Rishma Dhaliwal

Edit­or / PR Con­sult­ant at No Bounds
Rishma Dhali­w­al has extens­ive exper­i­ence study­ing and work­ing in the music and media industry. Hav­ing writ­ten a thes­is on how Hip Hop acts as a social move­ment, she has spent years research­ing and con­nect­ing with artists who use the art form as a tool for bring­ing a voice to the voice­less. Cur­rently work­ing in TV, Rishma brings her PR and media know­ledge to I am Hip Hop and oth­er pro­jects by No Bounds.

About Rishma Dhaliwal
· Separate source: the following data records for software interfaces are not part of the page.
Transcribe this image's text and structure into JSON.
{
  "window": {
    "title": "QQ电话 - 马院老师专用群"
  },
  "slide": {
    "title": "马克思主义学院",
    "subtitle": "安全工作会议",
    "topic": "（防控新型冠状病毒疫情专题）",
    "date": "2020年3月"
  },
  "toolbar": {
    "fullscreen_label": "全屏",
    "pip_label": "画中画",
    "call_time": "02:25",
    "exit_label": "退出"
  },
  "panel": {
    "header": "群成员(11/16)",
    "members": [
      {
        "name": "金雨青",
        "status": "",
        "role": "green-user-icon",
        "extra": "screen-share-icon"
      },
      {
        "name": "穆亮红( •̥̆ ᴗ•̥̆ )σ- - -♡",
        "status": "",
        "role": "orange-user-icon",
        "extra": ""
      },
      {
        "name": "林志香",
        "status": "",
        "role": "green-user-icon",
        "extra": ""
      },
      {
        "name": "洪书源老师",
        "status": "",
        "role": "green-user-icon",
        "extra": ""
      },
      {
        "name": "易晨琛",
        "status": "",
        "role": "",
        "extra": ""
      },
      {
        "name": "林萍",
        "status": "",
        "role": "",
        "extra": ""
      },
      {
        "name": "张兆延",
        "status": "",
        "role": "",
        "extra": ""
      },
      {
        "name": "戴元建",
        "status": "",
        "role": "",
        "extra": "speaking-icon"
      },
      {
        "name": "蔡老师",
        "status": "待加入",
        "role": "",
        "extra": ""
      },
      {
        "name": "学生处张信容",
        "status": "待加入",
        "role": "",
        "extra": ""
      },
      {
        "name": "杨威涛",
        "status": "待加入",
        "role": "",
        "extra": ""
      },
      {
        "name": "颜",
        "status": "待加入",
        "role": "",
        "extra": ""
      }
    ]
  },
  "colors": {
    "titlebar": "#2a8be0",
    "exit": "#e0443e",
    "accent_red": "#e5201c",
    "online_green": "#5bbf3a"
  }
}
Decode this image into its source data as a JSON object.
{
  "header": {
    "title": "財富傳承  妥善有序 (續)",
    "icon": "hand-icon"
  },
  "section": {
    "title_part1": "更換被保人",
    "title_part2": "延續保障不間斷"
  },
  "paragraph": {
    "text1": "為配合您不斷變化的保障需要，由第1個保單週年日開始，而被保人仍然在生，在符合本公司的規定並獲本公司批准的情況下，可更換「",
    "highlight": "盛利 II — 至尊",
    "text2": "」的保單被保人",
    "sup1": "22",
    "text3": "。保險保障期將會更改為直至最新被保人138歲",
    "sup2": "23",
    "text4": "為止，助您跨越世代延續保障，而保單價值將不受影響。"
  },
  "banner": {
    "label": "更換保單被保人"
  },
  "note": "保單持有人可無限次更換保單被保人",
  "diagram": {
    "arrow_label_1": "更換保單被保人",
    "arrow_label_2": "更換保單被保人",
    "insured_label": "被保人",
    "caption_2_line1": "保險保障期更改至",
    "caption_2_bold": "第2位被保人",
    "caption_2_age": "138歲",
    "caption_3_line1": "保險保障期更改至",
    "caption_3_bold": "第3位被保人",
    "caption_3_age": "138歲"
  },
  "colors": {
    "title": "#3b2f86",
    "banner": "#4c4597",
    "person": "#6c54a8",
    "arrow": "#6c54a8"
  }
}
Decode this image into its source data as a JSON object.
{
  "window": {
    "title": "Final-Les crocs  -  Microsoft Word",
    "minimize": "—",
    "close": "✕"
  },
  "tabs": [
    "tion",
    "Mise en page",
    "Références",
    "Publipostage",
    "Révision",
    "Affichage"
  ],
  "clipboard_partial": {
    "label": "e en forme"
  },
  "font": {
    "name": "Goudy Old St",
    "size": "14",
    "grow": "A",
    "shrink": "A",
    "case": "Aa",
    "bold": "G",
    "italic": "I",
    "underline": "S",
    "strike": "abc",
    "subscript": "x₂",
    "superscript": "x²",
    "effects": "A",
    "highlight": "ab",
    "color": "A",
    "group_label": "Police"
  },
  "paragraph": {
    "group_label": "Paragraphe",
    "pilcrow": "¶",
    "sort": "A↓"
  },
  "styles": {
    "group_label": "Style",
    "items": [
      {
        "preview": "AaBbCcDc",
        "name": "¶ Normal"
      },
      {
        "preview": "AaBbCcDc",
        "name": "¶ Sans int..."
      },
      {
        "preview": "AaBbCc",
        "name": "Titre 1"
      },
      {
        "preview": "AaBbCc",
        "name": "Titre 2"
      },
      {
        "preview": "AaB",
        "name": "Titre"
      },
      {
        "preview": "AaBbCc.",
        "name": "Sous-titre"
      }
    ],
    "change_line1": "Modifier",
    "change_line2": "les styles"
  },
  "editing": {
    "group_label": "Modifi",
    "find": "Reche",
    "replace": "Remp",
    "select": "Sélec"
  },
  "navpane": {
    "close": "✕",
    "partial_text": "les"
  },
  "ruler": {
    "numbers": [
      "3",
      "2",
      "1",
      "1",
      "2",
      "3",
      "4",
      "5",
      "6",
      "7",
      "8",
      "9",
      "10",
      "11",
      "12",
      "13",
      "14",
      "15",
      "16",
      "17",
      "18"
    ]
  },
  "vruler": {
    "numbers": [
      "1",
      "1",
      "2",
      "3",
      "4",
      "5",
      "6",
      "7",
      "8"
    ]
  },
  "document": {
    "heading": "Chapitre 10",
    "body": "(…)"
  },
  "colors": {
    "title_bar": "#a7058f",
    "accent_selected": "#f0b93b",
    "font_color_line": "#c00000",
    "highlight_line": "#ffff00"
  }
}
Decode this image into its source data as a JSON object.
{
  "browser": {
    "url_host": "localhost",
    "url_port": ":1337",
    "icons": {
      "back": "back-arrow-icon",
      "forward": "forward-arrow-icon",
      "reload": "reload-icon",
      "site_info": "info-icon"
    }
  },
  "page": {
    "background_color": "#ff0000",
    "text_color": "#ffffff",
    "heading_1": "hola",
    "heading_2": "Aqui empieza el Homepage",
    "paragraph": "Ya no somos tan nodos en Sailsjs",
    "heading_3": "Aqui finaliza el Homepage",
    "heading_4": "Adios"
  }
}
Rishma Dhaliwal
Rishma Dhaliwal has extensive experience studying and working in the music and media industry. Having written a thesis on how Hip Hop acts as a social movement, she has spent years researching and connecting with artists who use the art form as a tool for bringing a voice to the voiceless. Currently working in TV, Rishma brings her PR and media knowledge to I am Hip Hop and other projects by No Bounds.